Last night, for grins, I installed Linux, too (Xandros, a Debian distro), from a recent copy of Linux Pro magazine. That, too went amazingly smoothly. Parallels handled the network issues, so my wireless network automatically connected to xandros as if I had actually done some configuration work. I installed some additional apps, including The GIMP, an open source equivalent (well, kinda…) to Photoshop, along with OpenOffice.org 2.03, and the amazing thing is that it all just worked. With only 1GB of RAM (for us old timers, the very idea of 1GB of RAM is still an amazing thing–and even moreso when saying ONLY 1GB of RAM!), I was hesitant to try to run Xandros Linux, Windows XP Pro, and Mac OS X 10.4.9 simultaneously, though in theory, I guess I could have. I’ll wait until I have more RAM before I show off like that! I still need to figure out how to make my Mac server talk to Xandros. Drag and drop between the Linux and Mac desktops didn’t work, as expected.

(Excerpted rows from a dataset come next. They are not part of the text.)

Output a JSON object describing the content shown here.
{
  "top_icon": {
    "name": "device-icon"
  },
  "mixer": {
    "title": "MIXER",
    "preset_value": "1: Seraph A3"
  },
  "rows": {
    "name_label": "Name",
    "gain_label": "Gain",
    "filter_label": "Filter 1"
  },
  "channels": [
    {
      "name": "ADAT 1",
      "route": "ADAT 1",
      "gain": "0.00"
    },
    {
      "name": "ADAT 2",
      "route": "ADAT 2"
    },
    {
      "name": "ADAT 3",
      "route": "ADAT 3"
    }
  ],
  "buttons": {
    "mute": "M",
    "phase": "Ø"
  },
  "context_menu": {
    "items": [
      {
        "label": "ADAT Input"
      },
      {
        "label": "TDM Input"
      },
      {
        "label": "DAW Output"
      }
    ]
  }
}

Back to the new MacBook, the wide screen is gorgeous, and has the first keyboard on a laptop that I feel I can regularly use without saying too many bad words. With memory prices dropping fast, I can see a 2GB upgrade in my immediate future. The wide cooling duct in the back goes a long way toward cool operation (that and the Intel Core 2 Duo processor, which runs much cooler than the older Core Duos). It never got uncomfortable sitting on my lap, even when pounding it pretty hard with software installation off of a CD or DVD. It was also a bargain price. I bought my factory refurb’ed unit at the online Apple Store, and saved $200 over the brand new price of $1499. Think of it as the white MacBook with the 120 GB drive (a necessity if you’re playing with Parallels) thrown in for free. Coming from a manufacturing background, I can tell you that in most cases, if a unit fails early (out of the box or soon after), after repair, it will live a long and trouble-free life. I’ll keep you informed over the coming months.

The rest of my Macs, including a G4 mini, a Core Duo mini, and a G5 tower, are performing famously. The G4 mini is my webserver, and has been virtually flawless in its reliability. My previous servers were dogs in comparison (a PowerMac 6100, replaced by a PowerMac 7500, running Personal Web Sharing under OS 9.2.2), and were constantly going down for one reason or another. The Core Duo mini will be the heart of my media center. I will have a Micronet Network Attached Storage device coming in for review sometime soon, and I’ll let you know about my experiences. The dual 2GHz G5 tower is my mainstay, and has also been a wonderful machine. So much of this is due to OS X. I can’t say enough about how much I love Tiger (OS X 10.4.9). My last primary machine, a now-retired 266 MHz Beige G3 tower, running Mac OS 9.2.2, was nowhere near as reliable or as stable. Anyone still using Mac OS 9 (and you know who you are!) needs to give it up and make the move. It’s soooo worthwhile. If you still have classic apps that can’t be replaced or upgraded, look on the used market for a G5 machine. They’re out there for very attractive prices–especially now that Adobe has released the new Intel-optimized CS3 family of professional graphics apps. It looks like the CS3 suite is going to sell a lot of Intel Macs, so there will likely be bargains galore for G5 machines, which should still have years of good life left in them. Anyone out there need a Umax scanner with SCSI interface?

This blog adapted from my monthly column, Tidbytes, published by the Palm Beach Macintosh User Group, in 2006.